[Source data]
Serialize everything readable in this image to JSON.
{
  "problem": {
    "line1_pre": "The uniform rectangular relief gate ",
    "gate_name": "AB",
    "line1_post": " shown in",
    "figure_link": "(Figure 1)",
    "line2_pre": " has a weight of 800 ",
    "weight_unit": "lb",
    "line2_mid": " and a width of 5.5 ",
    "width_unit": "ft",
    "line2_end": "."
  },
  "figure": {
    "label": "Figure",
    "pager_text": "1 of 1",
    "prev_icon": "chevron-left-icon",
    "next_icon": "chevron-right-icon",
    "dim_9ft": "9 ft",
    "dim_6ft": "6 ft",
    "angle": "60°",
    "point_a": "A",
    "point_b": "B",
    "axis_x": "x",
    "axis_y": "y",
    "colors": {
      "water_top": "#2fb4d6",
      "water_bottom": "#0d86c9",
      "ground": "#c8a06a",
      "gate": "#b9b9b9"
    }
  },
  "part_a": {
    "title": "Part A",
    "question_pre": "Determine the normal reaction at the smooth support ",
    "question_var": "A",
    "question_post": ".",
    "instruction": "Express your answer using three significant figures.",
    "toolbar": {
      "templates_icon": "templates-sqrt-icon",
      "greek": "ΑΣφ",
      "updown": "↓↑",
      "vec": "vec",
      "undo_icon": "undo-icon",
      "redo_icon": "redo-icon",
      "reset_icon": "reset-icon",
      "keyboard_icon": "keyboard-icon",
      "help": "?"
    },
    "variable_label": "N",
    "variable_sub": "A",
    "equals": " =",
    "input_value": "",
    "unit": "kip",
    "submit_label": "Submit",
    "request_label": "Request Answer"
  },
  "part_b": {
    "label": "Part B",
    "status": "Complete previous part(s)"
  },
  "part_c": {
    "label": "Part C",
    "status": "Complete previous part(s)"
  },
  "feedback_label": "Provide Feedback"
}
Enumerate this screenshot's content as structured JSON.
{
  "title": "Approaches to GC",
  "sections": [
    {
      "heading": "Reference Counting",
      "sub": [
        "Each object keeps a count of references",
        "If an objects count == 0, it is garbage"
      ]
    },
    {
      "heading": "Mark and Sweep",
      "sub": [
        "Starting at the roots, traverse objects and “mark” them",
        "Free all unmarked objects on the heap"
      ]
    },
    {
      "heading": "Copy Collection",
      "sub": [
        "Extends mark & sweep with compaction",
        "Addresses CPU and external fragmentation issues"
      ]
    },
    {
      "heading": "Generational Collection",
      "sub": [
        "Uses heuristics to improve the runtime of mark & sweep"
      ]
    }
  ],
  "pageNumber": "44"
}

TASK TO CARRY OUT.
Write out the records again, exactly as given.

SOLVED EXERCISE.
Serialize everything readable in this image to JSON.
{
  "problem": {
    "line1_pre": "The uniform rectangular relief gate ",
    "gate_name": "AB",
    "line1_post": " shown in",
    "figure_link": "(Figure 1)",
    "line2_pre": " has a weight of 800 ",
    "weight_unit": "lb",
    "line2_mid": " and a width of 5.5 ",
    "width_unit": "ft",
    "line2_end": "."
  },
  "figure": {
    "label": "Figure",
    "pager_text": "1 of 1",
    "prev_icon": "chevron-left-icon",
    "next_icon": "chevron-right-icon",
    "dim_9ft": "9 ft",
    "dim_6ft": "6 ft",
    "angle": "60°",
    "point_a": "A",
    "point_b": "B",
    "axis_x": "x",
    "axis_y": "y",
    "colors": {
      "water_top": "#2fb4d6",
      "water_bottom": "#0d86c9",
      "ground": "#c8a06a",
      "gate": "#b9b9b9"
    }
  },
  "part_a": {
    "title": "Part A",
    "question_pre": "Determine the normal reaction at the smooth support ",
    "question_var": "A",
    "question_post": ".",
    "instruction": "Express your answer using three significant figures.",
    "toolbar": {
      "templates_icon": "templates-sqrt-icon",
      "greek": "ΑΣφ",
      "updown": "↓↑",
      "vec": "vec",
      "undo_icon": "undo-icon",
      "redo_icon": "redo-icon",
      "reset_icon": "reset-icon",
      "keyboard_icon": "keyboard-icon",
      "help": "?"
    },
    "variable_label": "N",
    "variable_sub": "A",
    "equals": " =",
    "input_value": "",
    "unit": "kip",
    "submit_label": "Submit",
    "request_label": "Request Answer"
  },
  "part_b": {
    "label": "Part B",
    "status": "Complete previous part(s)"
  },
  "part_c": {
    "label": "Part C",
    "status": "Complete previous part(s)"
  },
  "feedback_label": "Provide Feedback"
}
Enumerate this screenshot's content as structured JSON.
{
  "title": "Approaches to GC",
  "sections": [
    {
      "heading": "Reference Counting",
      "sub": [
        "Each object keeps a count of references",
        "If an objects count == 0, it is garbage"
      ]
    },
    {
      "heading": "Mark and Sweep",
      "sub": [
        "Starting at the roots, traverse objects and “mark” them",
        "Free all unmarked objects on the heap"
      ]
    },
    {
      "heading": "Copy Collection",
      "sub": [
        "Extends mark & sweep with compaction",
        "Addresses CPU and external fragmentation issues"
      ]
    },
    {
      "heading": "Generational Collection",
      "sub": [
        "Uses heuristics to improve the runtime of mark & sweep"
      ]
    }
  ],
  "pageNumber": "44"
}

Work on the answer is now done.